TASK PROMPT » Wherever the string "onSiqRenameApp" shows up in the records below, return that line.

(Dataset excerpts)
------------------------------------------------------------------------

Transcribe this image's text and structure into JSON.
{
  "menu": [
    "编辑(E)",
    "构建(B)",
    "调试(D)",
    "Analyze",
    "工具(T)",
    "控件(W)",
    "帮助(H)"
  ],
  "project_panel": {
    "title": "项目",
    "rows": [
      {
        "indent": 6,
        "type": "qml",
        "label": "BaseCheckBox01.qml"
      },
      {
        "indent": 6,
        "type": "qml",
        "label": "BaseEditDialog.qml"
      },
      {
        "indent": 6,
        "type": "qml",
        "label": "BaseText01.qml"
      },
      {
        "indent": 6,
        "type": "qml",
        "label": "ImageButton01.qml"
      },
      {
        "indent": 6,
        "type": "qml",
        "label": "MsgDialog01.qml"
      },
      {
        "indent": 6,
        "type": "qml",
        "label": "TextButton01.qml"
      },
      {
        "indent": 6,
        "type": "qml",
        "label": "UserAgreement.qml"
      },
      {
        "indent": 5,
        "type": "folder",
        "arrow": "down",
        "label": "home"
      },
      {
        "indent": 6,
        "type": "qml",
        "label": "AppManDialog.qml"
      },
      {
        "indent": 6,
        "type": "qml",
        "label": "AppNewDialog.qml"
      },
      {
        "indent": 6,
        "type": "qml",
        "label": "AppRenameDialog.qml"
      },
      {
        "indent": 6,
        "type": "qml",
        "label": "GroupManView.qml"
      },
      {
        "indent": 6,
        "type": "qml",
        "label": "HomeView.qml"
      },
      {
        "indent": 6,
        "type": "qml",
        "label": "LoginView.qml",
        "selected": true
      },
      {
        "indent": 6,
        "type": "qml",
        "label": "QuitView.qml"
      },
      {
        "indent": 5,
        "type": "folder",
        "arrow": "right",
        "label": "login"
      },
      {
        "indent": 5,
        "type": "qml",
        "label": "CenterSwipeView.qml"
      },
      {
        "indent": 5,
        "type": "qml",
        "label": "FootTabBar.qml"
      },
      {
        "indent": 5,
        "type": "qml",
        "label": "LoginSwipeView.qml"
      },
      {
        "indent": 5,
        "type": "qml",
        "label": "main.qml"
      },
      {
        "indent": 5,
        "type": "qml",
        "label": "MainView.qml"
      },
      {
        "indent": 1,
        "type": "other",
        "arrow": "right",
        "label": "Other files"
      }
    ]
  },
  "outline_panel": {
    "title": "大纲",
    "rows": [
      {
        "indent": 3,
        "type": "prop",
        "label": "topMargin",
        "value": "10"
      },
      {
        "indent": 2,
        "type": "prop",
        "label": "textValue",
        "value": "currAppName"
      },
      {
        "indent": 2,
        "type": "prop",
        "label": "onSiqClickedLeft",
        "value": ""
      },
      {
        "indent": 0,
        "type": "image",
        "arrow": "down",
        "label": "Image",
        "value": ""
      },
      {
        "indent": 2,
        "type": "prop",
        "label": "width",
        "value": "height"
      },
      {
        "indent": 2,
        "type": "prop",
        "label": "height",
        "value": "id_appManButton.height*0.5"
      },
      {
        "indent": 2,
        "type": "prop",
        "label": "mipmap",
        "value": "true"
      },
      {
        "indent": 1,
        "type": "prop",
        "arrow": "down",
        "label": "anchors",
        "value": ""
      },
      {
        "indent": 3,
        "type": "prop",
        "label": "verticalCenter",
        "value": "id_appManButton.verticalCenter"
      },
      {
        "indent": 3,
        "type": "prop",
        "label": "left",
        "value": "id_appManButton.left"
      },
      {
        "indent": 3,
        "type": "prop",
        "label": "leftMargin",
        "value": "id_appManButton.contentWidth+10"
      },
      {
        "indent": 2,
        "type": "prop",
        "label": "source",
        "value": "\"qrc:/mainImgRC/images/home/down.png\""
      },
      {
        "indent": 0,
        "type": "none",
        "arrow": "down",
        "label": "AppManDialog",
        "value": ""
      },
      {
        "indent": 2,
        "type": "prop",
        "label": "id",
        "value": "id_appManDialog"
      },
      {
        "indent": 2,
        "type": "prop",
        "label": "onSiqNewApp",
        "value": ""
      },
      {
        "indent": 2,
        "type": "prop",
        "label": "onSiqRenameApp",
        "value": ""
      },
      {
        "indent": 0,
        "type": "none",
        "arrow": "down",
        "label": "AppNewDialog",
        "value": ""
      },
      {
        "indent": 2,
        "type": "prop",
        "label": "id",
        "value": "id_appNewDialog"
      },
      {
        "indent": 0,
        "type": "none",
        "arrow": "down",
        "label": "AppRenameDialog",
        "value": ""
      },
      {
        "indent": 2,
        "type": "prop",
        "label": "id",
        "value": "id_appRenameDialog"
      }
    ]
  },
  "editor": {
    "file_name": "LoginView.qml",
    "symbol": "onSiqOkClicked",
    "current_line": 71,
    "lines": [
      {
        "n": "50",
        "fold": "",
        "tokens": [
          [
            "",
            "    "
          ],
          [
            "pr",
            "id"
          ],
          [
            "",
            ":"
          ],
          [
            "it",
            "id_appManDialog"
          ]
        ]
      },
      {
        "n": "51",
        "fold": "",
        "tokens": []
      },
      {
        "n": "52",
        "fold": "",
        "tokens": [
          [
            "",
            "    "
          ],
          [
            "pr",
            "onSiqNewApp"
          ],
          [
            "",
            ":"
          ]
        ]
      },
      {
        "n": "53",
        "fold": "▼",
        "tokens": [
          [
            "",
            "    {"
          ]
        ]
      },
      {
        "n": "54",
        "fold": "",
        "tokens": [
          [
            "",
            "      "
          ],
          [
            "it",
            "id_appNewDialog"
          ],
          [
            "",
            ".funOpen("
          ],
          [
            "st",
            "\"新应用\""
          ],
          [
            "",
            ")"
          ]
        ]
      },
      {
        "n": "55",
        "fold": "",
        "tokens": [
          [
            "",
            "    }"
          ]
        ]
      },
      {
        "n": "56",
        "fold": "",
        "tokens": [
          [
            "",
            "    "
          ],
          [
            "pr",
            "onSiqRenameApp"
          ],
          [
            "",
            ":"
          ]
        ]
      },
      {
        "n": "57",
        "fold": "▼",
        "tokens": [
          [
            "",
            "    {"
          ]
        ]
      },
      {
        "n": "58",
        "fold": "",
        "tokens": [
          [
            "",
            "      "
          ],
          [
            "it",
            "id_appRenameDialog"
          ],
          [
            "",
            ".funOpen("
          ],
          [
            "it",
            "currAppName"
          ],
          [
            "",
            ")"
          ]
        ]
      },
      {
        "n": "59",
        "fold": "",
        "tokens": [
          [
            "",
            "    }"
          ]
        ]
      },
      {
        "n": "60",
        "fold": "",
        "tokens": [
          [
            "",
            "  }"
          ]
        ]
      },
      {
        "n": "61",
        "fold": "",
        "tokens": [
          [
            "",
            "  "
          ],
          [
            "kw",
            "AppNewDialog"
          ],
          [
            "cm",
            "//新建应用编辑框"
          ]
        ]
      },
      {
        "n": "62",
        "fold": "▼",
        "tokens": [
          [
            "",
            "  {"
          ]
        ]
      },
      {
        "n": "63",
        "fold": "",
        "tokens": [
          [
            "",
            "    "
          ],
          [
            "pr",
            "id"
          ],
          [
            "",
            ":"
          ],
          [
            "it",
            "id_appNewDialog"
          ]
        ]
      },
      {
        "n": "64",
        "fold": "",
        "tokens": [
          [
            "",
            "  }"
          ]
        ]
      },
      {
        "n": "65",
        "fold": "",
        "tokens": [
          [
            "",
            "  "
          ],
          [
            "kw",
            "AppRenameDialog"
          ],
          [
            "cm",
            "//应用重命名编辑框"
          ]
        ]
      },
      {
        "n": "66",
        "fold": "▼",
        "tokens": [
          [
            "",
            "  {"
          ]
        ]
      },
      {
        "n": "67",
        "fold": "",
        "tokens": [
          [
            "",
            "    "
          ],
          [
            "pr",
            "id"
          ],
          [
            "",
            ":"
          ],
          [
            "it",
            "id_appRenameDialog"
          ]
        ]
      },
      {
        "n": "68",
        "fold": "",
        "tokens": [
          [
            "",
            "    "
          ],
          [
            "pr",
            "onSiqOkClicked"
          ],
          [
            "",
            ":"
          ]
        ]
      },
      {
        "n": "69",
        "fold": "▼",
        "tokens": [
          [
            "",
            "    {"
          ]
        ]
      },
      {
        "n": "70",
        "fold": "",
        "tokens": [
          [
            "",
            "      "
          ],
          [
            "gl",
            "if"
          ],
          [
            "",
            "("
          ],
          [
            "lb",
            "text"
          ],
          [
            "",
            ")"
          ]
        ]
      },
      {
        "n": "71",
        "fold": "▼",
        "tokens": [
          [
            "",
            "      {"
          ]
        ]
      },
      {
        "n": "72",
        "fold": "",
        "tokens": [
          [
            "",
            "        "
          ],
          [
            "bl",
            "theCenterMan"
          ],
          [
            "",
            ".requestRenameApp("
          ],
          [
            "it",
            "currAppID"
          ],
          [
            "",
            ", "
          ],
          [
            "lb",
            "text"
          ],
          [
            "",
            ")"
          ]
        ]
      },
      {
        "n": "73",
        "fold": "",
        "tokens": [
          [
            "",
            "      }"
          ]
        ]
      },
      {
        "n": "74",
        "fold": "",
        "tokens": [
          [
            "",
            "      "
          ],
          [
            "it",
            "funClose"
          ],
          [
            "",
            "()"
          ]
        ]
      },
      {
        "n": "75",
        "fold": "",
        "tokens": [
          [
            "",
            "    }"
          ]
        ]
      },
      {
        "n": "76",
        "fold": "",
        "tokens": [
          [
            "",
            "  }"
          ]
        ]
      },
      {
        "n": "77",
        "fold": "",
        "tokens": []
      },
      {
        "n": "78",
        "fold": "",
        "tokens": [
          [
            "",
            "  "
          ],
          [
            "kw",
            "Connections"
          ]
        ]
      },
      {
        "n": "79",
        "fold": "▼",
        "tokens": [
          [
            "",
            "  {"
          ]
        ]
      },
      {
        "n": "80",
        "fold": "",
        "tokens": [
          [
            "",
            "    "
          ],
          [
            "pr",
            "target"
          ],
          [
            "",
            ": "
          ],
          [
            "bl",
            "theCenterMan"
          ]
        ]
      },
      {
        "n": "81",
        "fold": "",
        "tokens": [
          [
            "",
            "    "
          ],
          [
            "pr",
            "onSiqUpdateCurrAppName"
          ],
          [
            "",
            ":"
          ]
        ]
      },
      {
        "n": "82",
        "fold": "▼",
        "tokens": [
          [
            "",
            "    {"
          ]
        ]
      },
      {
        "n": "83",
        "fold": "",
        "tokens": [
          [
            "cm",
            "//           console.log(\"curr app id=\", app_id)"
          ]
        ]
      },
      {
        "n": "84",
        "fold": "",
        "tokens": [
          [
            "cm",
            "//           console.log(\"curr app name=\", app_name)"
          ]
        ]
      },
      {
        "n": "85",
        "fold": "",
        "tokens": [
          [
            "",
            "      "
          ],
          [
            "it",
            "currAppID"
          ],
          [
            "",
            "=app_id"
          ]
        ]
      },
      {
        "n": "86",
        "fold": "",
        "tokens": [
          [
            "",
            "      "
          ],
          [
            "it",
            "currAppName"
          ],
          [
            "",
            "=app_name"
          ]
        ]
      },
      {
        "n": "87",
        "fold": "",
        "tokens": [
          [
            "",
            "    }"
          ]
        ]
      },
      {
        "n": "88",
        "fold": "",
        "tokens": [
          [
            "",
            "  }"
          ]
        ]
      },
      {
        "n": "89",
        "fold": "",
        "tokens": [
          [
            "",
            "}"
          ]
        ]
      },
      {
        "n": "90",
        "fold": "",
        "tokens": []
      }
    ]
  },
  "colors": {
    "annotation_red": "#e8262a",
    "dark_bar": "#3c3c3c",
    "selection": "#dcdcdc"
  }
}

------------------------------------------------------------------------

RESULT BELOW »
        "label": "onSiqRenameApp",
            "onSiqRenameApp"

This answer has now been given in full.